----- Dataset entries -----
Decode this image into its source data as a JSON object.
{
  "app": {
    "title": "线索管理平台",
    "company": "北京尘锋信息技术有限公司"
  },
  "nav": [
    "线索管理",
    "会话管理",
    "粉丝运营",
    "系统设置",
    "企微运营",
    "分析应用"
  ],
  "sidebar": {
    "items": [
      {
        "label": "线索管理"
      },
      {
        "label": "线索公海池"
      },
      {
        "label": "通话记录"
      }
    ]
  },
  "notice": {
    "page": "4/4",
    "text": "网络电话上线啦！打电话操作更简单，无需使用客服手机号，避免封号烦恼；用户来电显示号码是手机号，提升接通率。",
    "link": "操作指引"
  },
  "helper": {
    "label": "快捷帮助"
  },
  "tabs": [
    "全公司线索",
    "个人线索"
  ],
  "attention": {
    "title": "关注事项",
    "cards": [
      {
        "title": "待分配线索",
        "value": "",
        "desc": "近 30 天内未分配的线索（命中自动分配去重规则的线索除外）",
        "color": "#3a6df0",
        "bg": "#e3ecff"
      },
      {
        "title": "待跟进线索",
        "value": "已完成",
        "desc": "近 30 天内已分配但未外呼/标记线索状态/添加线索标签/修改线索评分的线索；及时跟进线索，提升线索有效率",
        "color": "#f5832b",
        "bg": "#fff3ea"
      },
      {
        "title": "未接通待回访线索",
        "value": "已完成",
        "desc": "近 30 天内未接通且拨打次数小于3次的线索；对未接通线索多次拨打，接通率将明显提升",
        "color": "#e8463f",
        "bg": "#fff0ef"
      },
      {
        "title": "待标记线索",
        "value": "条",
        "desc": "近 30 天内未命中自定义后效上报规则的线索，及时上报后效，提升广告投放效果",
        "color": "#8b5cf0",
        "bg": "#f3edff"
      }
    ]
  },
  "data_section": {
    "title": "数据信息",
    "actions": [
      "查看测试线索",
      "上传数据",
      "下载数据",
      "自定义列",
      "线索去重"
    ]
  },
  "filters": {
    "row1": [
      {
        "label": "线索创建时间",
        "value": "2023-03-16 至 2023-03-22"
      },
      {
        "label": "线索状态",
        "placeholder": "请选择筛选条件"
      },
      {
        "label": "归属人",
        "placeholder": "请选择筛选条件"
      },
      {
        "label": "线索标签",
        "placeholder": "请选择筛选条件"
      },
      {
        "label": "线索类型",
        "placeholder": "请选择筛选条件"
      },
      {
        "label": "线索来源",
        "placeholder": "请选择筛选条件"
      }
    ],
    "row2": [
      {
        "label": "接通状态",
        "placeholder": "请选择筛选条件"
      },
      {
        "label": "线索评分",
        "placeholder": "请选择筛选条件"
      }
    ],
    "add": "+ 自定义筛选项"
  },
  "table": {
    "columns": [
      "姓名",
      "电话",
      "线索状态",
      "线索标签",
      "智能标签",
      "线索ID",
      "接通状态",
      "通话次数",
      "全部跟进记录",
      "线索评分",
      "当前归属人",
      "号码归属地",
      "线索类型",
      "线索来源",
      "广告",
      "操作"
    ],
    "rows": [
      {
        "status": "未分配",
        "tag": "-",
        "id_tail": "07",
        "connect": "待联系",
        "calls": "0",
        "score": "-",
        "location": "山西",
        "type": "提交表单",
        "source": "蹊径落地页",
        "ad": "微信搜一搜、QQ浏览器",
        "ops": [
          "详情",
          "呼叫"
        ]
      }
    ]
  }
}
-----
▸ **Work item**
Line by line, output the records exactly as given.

▸ **Response to this exercise**
Decode this image into its source data as a JSON object.
{
  "app": {
    "title": "线索管理平台",
    "company": "北京尘锋信息技术有限公司"
  },
  "nav": [
    "线索管理",
    "会话管理",
    "粉丝运营",
    "系统设置",
    "企微运营",
    "分析应用"
  ],
  "sidebar": {
    "items": [
      {
        "label": "线索管理"
      },
      {
        "label": "线索公海池"
      },
      {
        "label": "通话记录"
      }
    ]
  },
  "notice": {
    "page": "4/4",
    "text": "网络电话上线啦！打电话操作更简单，无需使用客服手机号，避免封号烦恼；用户来电显示号码是手机号，提升接通率。",
    "link": "操作指引"
  },
  "helper": {
    "label": "快捷帮助"
  },
  "tabs": [
    "全公司线索",
    "个人线索"
  ],
  "attention": {
    "title": "关注事项",
    "cards": [
      {
        "title": "待分配线索",
        "value": "",
        "desc": "近 30 天内未分配的线索（命中自动分配去重规则的线索除外）",
        "color": "#3a6df0",
        "bg": "#e3ecff"
      },
      {
        "title": "待跟进线索",
        "value": "已完成",
        "desc": "近 30 天内已分配但未外呼/标记线索状态/添加线索标签/修改线索评分的线索；及时跟进线索，提升线索有效率",
        "color": "#f5832b",
        "bg": "#fff3ea"
      },
      {
        "title": "未接通待回访线索",
        "value": "已完成",
        "desc": "近 30 天内未接通且拨打次数小于3次的线索；对未接通线索多次拨打，接通率将明显提升",
        "color": "#e8463f",
        "bg": "#fff0ef"
      },
      {
        "title": "待标记线索",
        "value": "条",
        "desc": "近 30 天内未命中自定义后效上报规则的线索，及时上报后效，提升广告投放效果",
        "color": "#8b5cf0",
        "bg": "#f3edff"
      }
    ]
  },
  "data_section": {
    "title": "数据信息",
    "actions": [
      "查看测试线索",
      "上传数据",
      "下载数据",
      "自定义列",
      "线索去重"
    ]
  },
  "filters": {
    "row1": [
      {
        "label": "线索创建时间",
        "value": "2023-03-16 至 2023-03-22"
      },
      {
        "label": "线索状态",
        "placeholder": "请选择筛选条件"
      },
      {
        "label": "归属人",
        "placeholder": "请选择筛选条件"
      },
      {
        "label": "线索标签",
        "placeholder": "请选择筛选条件"
      },
      {
        "label": "线索类型",
        "placeholder": "请选择筛选条件"
      },
      {
        "label": "线索来源",
        "placeholder": "请选择筛选条件"
      }
    ],
    "row2": [
      {
        "label": "接通状态",
        "placeholder": "请选择筛选条件"
      },
      {
        "label": "线索评分",
        "placeholder": "请选择筛选条件"
      }
    ],
    "add": "+ 自定义筛选项"
  },
  "table": {
    "columns": [
      "姓名",
      "电话",
      "线索状态",
      "线索标签",
      "智能标签",
      "线索ID",
      "接通状态",
      "通话次数",
      "全部跟进记录",
      "线索评分",
      "当前归属人",
      "号码归属地",
      "线索类型",
      "线索来源",
      "广告",
      "操作"
    ],
    "rows": [
      {
        "status": "未分配",
        "tag": "-",
        "id_tail": "07",
        "connect": "待联系",
        "calls": "0",
        "score": "-",
        "location": "山西",
        "type": "提交表单",
        "source": "蹊径落地页",
        "ad": "微信搜一搜、QQ浏览器",
        "ops": [
          "详情",
          "呼叫"
        ]
      }
    ]
  }
}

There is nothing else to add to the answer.